Participants learned how to cook with Dutch Ovens on campfire coals. Have your firewood gathered then start by making a bed of tender (small sticks, dry leaves or grass). Ignite the tender by rubbing two sticks together vigorously until they get hot and combust. Not likely? Okay use some liquid firestarter. The tender should quickly start burning so you can begin adding larger pieces of dry wood. As it catches on fire you can start stacking bigger pieces leaving spaces so air can get around through the logs. Let it burn until you have a lot of ash colored coals. That takes some time so start at least an hour or two before you intend to cook.

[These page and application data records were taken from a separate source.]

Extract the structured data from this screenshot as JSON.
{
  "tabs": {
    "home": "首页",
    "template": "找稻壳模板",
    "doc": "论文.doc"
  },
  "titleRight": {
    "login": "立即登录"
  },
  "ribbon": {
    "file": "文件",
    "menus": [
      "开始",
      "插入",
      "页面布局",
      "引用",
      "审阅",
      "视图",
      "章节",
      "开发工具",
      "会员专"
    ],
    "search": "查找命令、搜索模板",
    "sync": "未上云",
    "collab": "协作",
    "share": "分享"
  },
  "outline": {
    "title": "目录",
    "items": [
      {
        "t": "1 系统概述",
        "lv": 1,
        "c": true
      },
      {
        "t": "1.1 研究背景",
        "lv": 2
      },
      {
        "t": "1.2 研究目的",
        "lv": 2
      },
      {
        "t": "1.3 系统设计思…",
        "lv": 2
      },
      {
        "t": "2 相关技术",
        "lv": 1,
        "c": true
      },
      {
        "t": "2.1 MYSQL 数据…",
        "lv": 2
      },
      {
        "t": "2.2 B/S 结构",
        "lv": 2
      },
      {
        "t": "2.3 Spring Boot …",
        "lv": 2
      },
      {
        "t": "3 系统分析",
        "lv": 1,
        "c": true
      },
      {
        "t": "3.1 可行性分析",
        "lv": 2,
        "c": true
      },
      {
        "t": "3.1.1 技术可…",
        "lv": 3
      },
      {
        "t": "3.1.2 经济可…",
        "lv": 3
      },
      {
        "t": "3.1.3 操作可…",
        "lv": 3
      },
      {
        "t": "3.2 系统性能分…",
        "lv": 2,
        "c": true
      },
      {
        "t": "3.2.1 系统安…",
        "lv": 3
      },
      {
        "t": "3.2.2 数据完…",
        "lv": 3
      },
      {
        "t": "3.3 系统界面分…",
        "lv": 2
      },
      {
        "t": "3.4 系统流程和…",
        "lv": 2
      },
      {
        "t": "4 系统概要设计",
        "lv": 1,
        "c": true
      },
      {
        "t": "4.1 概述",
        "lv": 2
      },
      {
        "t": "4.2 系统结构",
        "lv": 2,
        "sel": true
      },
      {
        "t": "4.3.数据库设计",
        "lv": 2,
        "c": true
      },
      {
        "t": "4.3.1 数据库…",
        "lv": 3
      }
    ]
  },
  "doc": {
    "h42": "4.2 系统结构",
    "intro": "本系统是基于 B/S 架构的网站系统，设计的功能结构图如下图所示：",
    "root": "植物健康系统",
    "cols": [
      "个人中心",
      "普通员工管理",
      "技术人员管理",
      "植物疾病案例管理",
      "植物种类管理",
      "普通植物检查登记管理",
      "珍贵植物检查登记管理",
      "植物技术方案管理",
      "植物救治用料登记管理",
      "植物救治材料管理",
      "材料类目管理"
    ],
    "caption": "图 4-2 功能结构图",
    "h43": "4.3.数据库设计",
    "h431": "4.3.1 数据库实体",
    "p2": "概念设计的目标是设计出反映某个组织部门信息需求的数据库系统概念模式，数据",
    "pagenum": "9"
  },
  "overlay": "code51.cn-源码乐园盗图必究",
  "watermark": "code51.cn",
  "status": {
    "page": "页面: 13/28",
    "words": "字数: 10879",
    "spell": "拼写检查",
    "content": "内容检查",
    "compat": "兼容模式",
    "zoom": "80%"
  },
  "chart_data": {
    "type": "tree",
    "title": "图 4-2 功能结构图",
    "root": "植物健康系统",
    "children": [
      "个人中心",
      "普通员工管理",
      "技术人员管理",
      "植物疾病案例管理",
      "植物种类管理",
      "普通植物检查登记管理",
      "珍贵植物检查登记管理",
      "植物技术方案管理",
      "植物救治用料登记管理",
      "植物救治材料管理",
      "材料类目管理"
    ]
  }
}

BTW, you can use just about any kind of wood but Oak seems to be the preferred type and makes great coals. Mesquite is readily available around here but it burns hotter and smokier which is more suitable to cooking a steak. Dry wood is wood that has been cut awhile and is no longer green or moist inside.

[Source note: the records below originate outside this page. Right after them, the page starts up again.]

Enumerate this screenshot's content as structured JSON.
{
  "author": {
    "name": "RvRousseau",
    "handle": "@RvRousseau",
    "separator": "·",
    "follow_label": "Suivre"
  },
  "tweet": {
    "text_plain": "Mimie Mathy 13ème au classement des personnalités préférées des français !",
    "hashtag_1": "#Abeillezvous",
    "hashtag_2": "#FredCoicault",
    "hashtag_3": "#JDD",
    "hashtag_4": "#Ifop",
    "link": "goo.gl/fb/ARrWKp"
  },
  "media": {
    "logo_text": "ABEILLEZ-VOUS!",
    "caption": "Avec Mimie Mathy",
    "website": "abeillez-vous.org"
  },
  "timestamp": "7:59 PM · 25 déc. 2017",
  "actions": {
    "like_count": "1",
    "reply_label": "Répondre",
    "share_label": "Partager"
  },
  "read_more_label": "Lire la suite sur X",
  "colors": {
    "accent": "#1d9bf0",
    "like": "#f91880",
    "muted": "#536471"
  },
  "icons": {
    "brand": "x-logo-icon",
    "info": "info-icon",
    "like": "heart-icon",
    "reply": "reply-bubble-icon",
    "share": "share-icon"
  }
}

Once the fire has burned down quite a bit there will be chunks of wood that will be black and gray. Those are coals ready for Dutch oven cooking. Now you take a small amount of coals from the fire pit and make a little bed on a clear spot on the ground. It should be just about the size of the Dutch oven you will sit on it. Put the pot with your prepared recipe on top of those coals then arrange more coals on top of the lid around the perimeter. Only a couple are needed in the center where the handle is.
My hubs participated, he’s a pretty seasoned cook himself. That cool gadget he used to peel and core apples made his apple crisp cobbler go together very quickly! The weather turned cool just in time for the demo making his hot, off the coals, cobbler a great choice. He used regular commercial charcoal. That cylinder gadget next to the apples is a neat contraption for starting coals easily and quickly. He purchased it at a store that carries camping supplies. He places the coals the same way you would if you are using wood. He also has a metal cooking stand sitting on cinder blocks that makes it a little easier to clean up and less likely to catch surrounding dry grass from catching on fire.
After he peeled the apples and dropped them in the cold Dutch oven he made a batter with butter, milk, instant oatmeal, brown sugar, cinnamon and spooned it over the top. It was warm and tasty. We ate it like dessert but I think it would make a nice breakfast dish too.
Larry introduced the art of making cobblers, biscuits, and yeast rolls to newbies and seasoned campers. Any biscuit or roll recipe will work. They were great served with some campfire cream gravy (find my easy gravy recipe here).
One of my favorites was a peach cobbler made by another Dutch oven cooking newbie. She used a recipe she usually cooks in her kitchen oven and, wow, it was great not to mention how beautiful it looked. I heard my hubs tell his brother that if it’d been a cook off she’d have come in first.
And then there was a Boy Scout Troop that made some mouth watering cinnamon rolls and a peach spice cake. They lined their pot with foil to make it easier to clean and to lift the rolls out of the pot. For the cake they poured a can of peaches in the bottom of the pot then poured a box cake mix on top of the peaches. How easy is that? The cinnamon rolls were canned and they heated the icing before drenching it over the rolls. I liked that this demo was more about how to use the Dutch oven at all skill levels than scratch recipes.All of these recipes are traditionally cooked in an oven at home. The lessons learned at this demo was how to make a Dutch Oven work for you when you’re out camping. But I’ll let you in on a little secret… my hubs has his Dutch Oven set up in the backyard and cooks in it fairly often. I love the way a well seasoned cast iron skillet makes food taste. Clean up is pretty simple too. You can see in some of the photos that some cooks lined their ovens with foil so all they had to do is remove the foil and wipe out the oven. If your oven is seasoned well, you won’t even have much clean up without foil. For a really dirty cast iron pot, you can use a self cleaning oven like I do (check it out here).